- Assignment: From the listing below, copy every line with the word "title".

---*---

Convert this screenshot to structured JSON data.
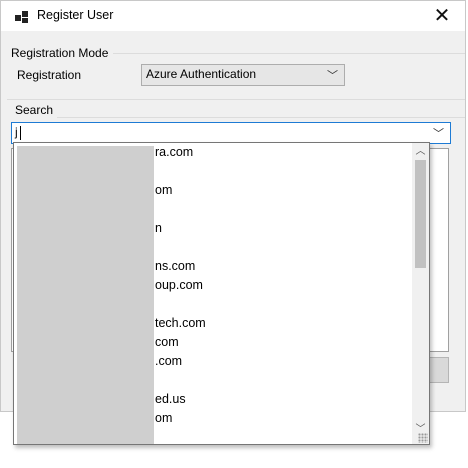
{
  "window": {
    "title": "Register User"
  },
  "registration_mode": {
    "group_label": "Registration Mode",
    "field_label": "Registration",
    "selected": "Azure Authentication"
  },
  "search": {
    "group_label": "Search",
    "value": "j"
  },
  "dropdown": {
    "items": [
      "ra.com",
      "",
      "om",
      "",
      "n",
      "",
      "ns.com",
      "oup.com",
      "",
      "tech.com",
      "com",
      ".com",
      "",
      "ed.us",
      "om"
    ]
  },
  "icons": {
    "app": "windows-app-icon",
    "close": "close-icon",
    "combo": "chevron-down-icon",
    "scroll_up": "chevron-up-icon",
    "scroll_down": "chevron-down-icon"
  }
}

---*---

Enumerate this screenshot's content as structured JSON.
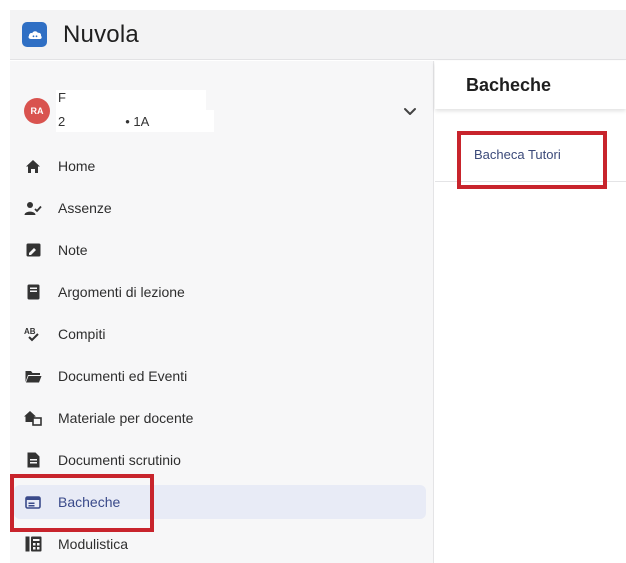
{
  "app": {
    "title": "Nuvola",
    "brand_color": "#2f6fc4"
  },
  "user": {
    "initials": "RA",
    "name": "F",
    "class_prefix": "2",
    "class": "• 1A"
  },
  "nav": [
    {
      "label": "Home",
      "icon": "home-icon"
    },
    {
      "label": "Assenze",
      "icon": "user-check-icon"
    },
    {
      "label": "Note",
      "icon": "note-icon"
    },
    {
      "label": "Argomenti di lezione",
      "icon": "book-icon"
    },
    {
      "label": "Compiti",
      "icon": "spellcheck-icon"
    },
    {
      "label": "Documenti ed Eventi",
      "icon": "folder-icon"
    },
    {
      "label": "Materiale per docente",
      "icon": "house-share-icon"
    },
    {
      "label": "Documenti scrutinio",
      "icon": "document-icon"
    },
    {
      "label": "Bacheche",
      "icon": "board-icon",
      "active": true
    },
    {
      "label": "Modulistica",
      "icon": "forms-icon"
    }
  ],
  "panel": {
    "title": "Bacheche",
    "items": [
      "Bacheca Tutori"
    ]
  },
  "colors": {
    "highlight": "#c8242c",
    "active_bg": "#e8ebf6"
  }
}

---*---

- Response box:
    "title": "Register User"
    "title": "Nuvola",
    "title": "Bacheche",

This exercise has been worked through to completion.